Work instruction: Search the records for the string "rest", then copy each line that has it.

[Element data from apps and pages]
__________

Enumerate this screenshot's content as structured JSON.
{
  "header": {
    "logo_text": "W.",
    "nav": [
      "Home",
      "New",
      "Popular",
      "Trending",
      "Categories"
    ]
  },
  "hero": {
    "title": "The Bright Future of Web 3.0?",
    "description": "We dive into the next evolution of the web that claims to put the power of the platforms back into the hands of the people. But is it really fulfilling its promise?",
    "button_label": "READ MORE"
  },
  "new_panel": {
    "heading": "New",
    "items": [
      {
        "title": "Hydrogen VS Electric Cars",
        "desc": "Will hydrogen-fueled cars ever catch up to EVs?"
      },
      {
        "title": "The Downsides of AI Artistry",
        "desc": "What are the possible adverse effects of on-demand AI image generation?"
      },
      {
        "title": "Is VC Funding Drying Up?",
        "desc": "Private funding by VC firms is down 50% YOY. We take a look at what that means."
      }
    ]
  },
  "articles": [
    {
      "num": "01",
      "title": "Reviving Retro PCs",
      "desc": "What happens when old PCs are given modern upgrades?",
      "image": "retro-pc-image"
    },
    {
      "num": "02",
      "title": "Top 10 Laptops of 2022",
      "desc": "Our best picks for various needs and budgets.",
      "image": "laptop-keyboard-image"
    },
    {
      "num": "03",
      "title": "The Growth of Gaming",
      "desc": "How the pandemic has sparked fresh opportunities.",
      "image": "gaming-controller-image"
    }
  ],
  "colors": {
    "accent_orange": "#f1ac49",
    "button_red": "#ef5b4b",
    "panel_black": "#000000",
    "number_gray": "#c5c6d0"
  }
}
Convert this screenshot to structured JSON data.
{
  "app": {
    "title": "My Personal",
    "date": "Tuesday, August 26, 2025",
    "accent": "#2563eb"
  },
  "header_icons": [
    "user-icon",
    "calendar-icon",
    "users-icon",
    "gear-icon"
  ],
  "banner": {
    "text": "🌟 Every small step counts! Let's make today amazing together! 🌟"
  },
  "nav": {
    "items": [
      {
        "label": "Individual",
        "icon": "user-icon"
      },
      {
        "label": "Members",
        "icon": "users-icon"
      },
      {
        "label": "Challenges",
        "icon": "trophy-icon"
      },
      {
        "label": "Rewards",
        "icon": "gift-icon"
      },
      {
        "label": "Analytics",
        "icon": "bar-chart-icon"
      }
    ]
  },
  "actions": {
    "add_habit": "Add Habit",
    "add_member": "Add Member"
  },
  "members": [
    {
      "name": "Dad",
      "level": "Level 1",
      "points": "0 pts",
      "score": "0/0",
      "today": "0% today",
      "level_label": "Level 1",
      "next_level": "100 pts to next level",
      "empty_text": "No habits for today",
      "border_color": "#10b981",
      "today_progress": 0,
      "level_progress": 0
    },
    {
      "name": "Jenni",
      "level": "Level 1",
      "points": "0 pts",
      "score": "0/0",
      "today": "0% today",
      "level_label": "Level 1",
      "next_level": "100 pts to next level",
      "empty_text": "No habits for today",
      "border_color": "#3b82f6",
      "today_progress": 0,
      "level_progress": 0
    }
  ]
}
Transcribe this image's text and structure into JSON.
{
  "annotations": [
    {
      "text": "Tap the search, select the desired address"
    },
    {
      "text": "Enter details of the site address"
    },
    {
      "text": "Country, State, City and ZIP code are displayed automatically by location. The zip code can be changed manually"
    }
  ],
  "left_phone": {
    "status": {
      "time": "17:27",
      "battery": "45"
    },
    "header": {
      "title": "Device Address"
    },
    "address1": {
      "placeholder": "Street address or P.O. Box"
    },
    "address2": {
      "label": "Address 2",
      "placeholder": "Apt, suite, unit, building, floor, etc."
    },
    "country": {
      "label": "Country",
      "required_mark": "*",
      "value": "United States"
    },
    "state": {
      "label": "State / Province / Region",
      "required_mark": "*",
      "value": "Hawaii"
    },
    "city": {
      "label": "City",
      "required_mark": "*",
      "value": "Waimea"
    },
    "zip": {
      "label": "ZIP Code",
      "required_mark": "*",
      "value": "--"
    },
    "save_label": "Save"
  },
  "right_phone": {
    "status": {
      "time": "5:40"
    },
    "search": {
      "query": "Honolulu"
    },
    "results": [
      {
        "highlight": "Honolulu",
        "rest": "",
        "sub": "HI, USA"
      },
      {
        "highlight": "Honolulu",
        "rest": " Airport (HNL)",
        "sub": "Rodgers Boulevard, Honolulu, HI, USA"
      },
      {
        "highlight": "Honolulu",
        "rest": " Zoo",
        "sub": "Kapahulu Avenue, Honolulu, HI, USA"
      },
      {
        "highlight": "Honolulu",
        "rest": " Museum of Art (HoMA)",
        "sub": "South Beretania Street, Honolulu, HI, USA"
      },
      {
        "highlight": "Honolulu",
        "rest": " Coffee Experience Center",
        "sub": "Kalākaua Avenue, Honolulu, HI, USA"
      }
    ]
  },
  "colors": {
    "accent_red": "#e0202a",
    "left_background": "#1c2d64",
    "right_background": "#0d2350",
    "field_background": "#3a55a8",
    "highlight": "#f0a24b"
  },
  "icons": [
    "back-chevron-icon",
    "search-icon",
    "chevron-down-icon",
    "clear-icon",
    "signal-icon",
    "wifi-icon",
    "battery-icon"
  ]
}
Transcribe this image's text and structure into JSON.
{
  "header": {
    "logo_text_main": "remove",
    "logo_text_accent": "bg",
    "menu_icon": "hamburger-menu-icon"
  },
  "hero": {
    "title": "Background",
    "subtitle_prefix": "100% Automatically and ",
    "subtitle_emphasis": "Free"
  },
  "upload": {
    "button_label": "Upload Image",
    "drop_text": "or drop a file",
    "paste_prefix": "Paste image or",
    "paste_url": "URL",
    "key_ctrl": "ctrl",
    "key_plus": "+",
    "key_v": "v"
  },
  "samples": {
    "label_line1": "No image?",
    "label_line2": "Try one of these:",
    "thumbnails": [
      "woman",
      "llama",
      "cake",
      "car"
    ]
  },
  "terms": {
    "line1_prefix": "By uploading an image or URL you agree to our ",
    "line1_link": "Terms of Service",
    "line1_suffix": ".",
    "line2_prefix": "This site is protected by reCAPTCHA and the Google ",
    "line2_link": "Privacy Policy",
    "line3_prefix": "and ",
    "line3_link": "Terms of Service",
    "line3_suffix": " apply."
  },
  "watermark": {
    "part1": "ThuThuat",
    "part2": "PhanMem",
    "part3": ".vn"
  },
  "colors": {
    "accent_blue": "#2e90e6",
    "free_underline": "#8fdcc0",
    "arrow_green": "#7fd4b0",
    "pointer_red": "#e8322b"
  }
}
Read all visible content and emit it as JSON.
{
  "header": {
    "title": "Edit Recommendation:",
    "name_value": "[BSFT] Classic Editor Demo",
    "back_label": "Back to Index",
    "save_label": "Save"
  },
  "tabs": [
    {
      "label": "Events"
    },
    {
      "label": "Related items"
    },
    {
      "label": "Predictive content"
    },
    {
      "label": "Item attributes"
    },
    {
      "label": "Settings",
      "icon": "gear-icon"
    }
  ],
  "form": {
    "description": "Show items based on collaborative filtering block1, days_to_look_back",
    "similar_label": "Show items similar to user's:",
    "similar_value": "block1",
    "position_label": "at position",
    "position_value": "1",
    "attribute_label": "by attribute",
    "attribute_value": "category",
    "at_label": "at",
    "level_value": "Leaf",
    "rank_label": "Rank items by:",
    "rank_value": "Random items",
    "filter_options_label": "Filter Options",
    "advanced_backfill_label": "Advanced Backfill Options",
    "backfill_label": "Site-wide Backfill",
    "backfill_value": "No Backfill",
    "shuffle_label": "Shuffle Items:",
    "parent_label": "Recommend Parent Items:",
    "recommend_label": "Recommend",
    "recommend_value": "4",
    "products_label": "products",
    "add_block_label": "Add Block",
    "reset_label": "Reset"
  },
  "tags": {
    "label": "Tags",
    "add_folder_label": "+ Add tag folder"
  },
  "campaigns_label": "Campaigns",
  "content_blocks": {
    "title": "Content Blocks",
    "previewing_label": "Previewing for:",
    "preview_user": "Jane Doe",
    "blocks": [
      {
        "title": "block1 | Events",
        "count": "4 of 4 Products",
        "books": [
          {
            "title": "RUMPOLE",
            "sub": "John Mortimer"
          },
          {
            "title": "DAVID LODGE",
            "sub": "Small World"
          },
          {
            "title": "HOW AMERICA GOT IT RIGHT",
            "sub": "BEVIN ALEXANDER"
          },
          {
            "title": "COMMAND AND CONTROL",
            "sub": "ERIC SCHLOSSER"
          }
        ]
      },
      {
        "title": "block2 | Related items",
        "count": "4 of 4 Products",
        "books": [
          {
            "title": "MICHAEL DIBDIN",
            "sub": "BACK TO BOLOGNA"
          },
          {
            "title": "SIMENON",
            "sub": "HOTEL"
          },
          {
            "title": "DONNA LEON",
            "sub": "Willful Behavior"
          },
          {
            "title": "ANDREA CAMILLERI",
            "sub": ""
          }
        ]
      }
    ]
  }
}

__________

Exercise response:
        "rest": "",
        "rest": " Airport (HNL)",
        "rest": " Zoo",
        "rest": " Museum of Art (HoMA)",
        "rest": " Coffee Experience Center",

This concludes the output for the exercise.